I am driving down the road when I notice a new billboard. Taking up a whole half of the advertisement is an image of a happy kid hanging on a tree limb. Covering the other half are the big, bold words: Urgent Care Now Open.
How have we gotten to the place where we now advertise, using fear-based tactics, the health support and healing we all need? How have we allowed marketers to use powerful and emotional imagery to sell us something that should have nothing whatsoever to do with how slick the ad campaign is to get us in the door? How have we allowed the use of terrifying young parents about the potential, and often unlikely, harms that can happen to their child, twisting that fear into a vehicle to sell them health care?
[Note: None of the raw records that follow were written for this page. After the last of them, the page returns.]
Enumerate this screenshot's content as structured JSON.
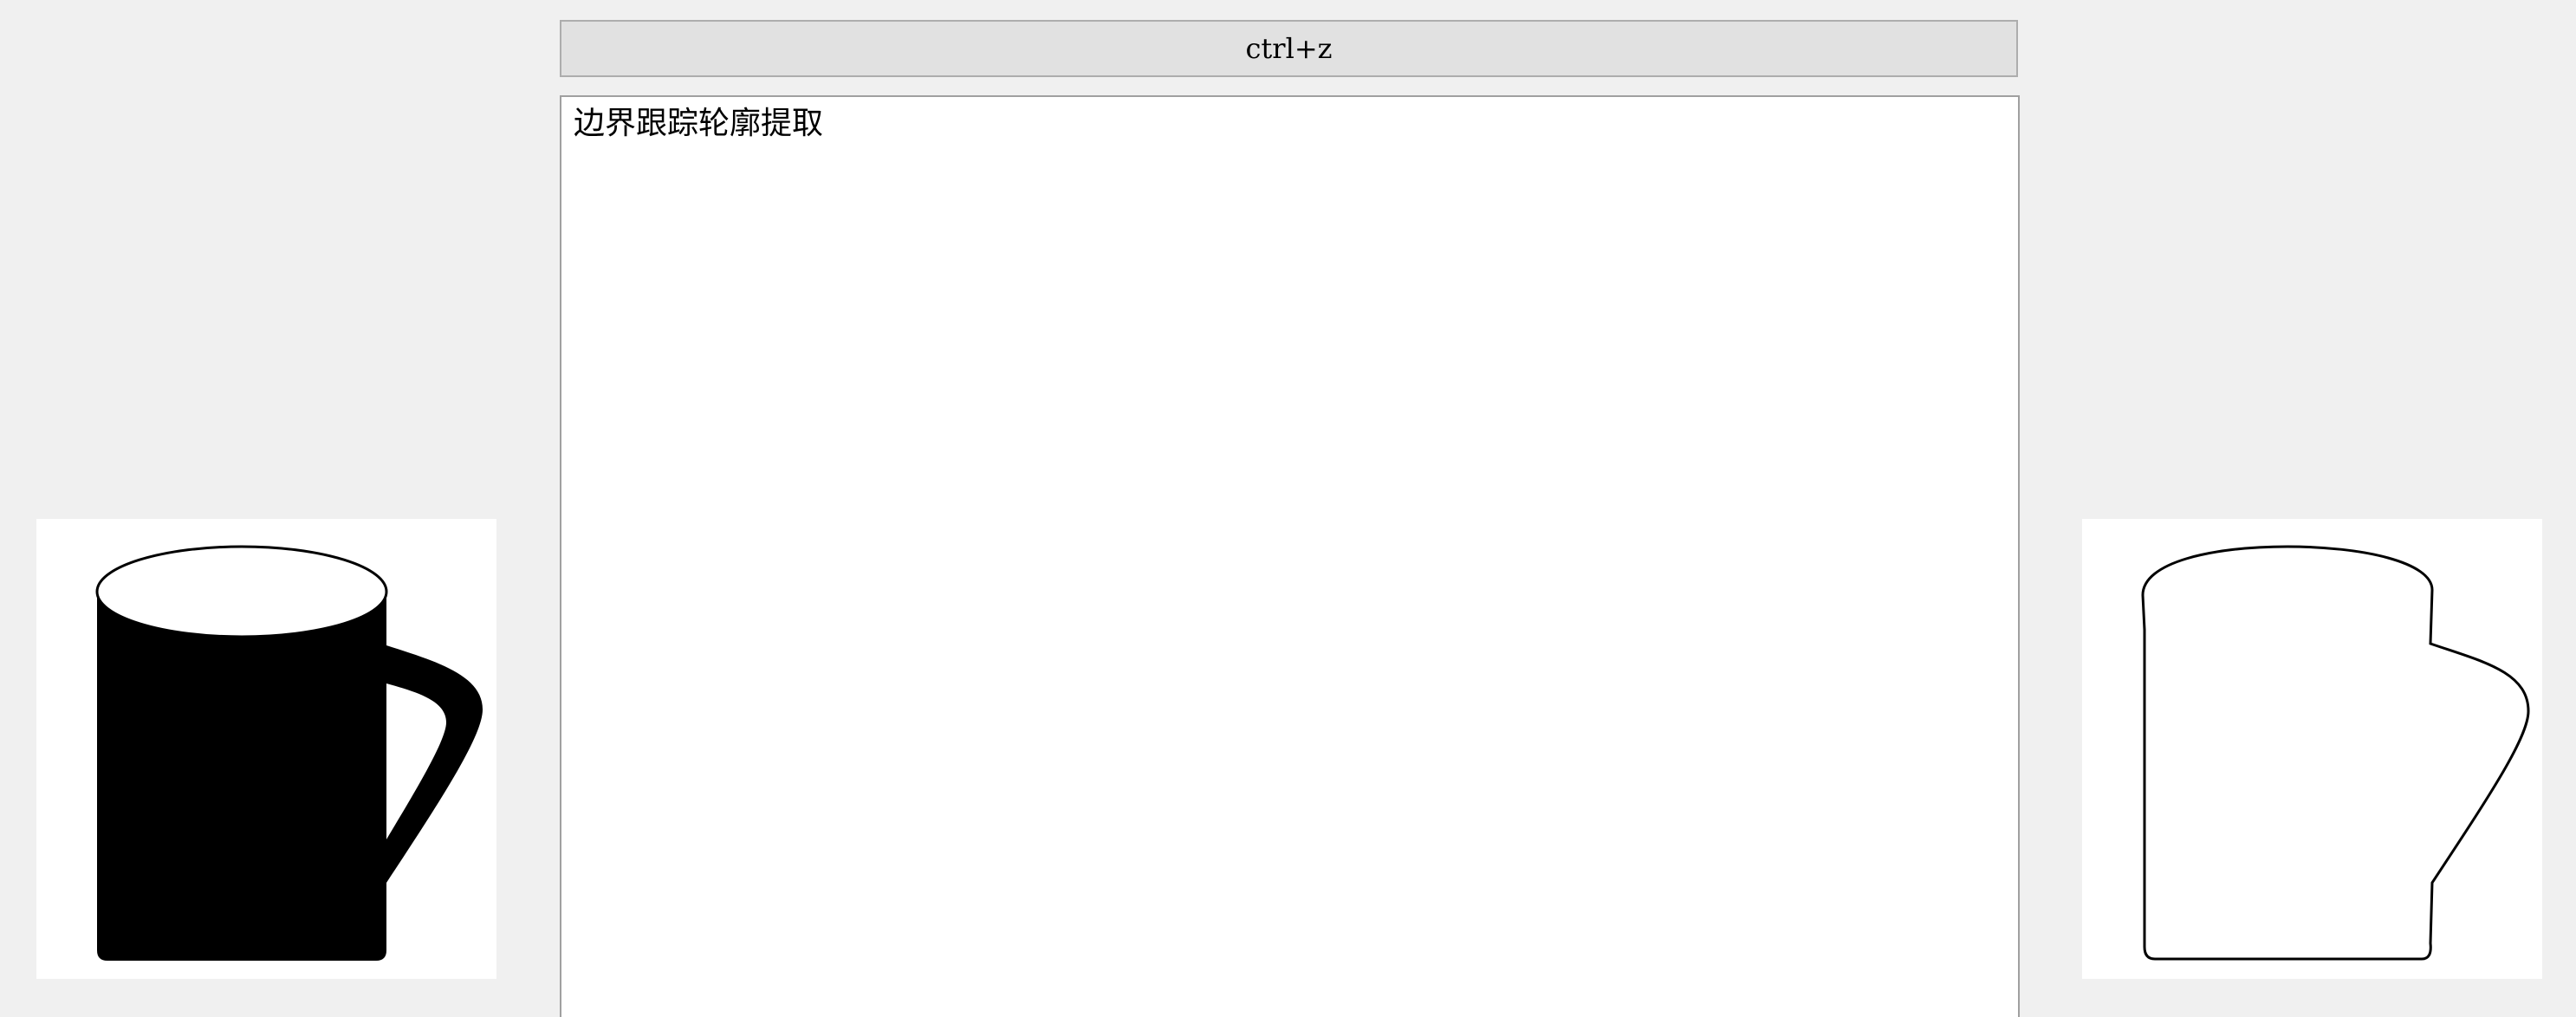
{
  "toolbar": {
    "undo_button_label": "ctrl+z"
  },
  "editor": {
    "text": "边界跟踪轮廓提取"
  },
  "images": {
    "source_image": "mug-filled-silhouette",
    "result_image": "mug-contour-outline"
  }
}
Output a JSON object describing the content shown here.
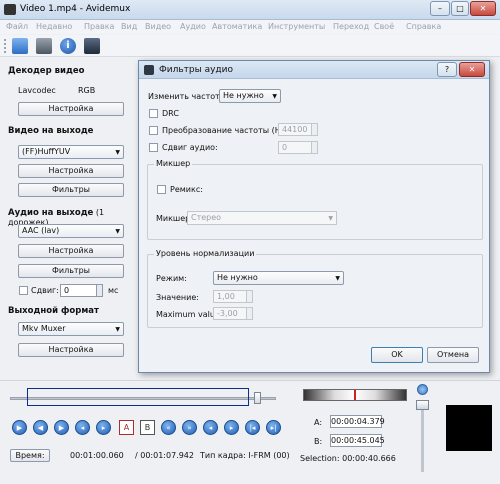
{
  "window": {
    "title": "Video 1.mp4 - Avidemux",
    "minimize": "–",
    "maximize": "□",
    "close": "✕"
  },
  "menu": [
    "Файл",
    "Недавно",
    "Правка",
    "Вид",
    "Видео",
    "Аудио",
    "Автоматика",
    "Инструменты",
    "Переход",
    "Своё",
    "Справка"
  ],
  "toolbar_icons": [
    "open-folder-icon",
    "save-icon",
    "info-icon",
    "film-icon"
  ],
  "left": {
    "video_decoder": {
      "title": "Декодер видео",
      "decoder": "Lavcodec",
      "colorspace": "RGB",
      "settings": "Настройка"
    },
    "video_output": {
      "title": "Видео на выходе",
      "codec": "(FF)HuffYUV",
      "settings": "Настройка",
      "filters": "Фильтры"
    },
    "audio_output": {
      "title": "Аудио на выходе",
      "tracks": "(1 дорожек)",
      "codec": "AAC (lav)",
      "settings": "Настройка",
      "filters": "Фильтры",
      "shift_label": "Сдвиг:",
      "shift_value": "0",
      "shift_unit": "мс"
    },
    "output_format": {
      "title": "Выходной формат",
      "muxer": "Mkv Muxer",
      "settings": "Настройка"
    }
  },
  "dialog": {
    "title": "Фильтры аудио",
    "help": "?",
    "close": "✕",
    "change_rate_label": "Изменить частоту:",
    "change_rate_value": "Не нужно",
    "drc": "DRC",
    "rate_conv_label": "Преобразование частоты (Hz):",
    "rate_conv_value": "44100",
    "audio_shift_label": "Сдвиг аудио:",
    "audio_shift_value": "0",
    "mixer_group": "Микшер",
    "remix": "Ремикс:",
    "mixer_label": "Микшер",
    "mixer_value": "Стерео",
    "norm_group": "Уровень нормализации",
    "mode_label": "Режим:",
    "mode_value": "Не нужно",
    "value_label": "Значение:",
    "value_value": "1,00",
    "max_label": "Maximum value:",
    "max_value": "-3,00",
    "ok": "OK",
    "cancel": "Отмена"
  },
  "bottom": {
    "time_button": "Время:",
    "current_time": "00:01:00.060",
    "total_time": "/ 00:01:07.942",
    "frame_type": "Тип кадра:  I-FRM (00)",
    "a_label": "A:",
    "a_value": "00:00:04.379",
    "b_label": "B:",
    "b_value": "00:00:45.045",
    "selection": "Selection: 00:00:40.666",
    "nav_icons": [
      "play-icon",
      "rewind-icon",
      "forward-icon",
      "prev-frame-icon",
      "next-frame-icon",
      "prev-keyframe-icon",
      "next-keyframe-icon",
      "mark-a-icon",
      "mark-b-icon",
      "prev-black-icon",
      "next-black-icon",
      "goto-start-icon",
      "goto-end-icon",
      "zoom-in-icon",
      "zoom-out-icon",
      "goto-a-icon",
      "goto-b-icon"
    ]
  }
}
And how have we taken the sacred trust between healer and patient and turned it into the sacrilege of a commodity sold based on generating fear?
It cannot be overstated how both egregious and sadly representative of our world that this one message depicts. I believe the injustice of it all is hitting me particularly hard because I have just finished reading over 40 self-reflection papers from my college students where the most dominant theme or sub-theme is their level of fear, anxiety, stress and insecurity. And while I recognize that there are lots and lots of factors into why this is so for the generations now, one salient contributing factor, that cannot be denied, is all of the cultural messages they have received over their lives around how dangerous life is.
This is represented so “exquisitely” in the use of an image of an innocent, unsuspecting kid having fun, while right next to it alluding to the tragedy that is just around the corner. This is powerfully depicted with how the billboard is set up; giving the message that even in the most seemingly care-free moments of childhood, something bad could happen. At any moment. Oh, but don’t worry, because now there is a new urgent care location just around the corner.
We are unnecessarily terrifying parents who go on to pass that terror onto their children; training them to be stuck regularly in a kind of warped fight-flight response. Our current ways of disproportionately focusing on what is unsafe, our worse case scenarios focus, our hyper-attention to the extremes and the unlikely outcomes, along with the self-generated fears that result, are taking their toll.
The tragic results? Our children are terrified of strangers. They believe something bad is about to happen at any moment which is why they must always have a cell phone on them. They do not sleep well. They do not let down. Unless of course, it is with the help of drugs; prescribed and otherwise. They cannot focus. And who could under these circumstances? Their poor little nervous systems have been conditioned to believe that the head must be on a swivel at all times to locate and identify all the ever-present sources of threat.
Instead of living, they ruminate. They isolate. They get sleep disorders, panic attacks and G.I. problems. They are so hopped up all the time on fear and anxiety that they need far too much alcohol, faceless sex, and far too many Netflix episodes to try and talk themselves off the ledge they live on. They have taken what they have gotten from us and gone on to up the ante by seeing danger everywhere. The level of self-generated fears they have created in their own lives is both maddening and suffocating.
Are there dangerous realities to the world? Certainly. As parents do we want to protect our children at all costs? Definitely. But what has been conjured up, whipped up, and force fed to both us and our children is not keeping us safe, it is making us sick and unhappy. What if for their sake we all worked together to get a handle around what is true and untrue when it comes to the fears we hold? Want a place to start? Do a news fast for a week. Stop entertaining yourself on violence or subjecting your kids to content and conversations that are beyond their level of maturity to handle. Quit violent gaming. Stop watching the same horrific news story over and over again. Isn’t once enough?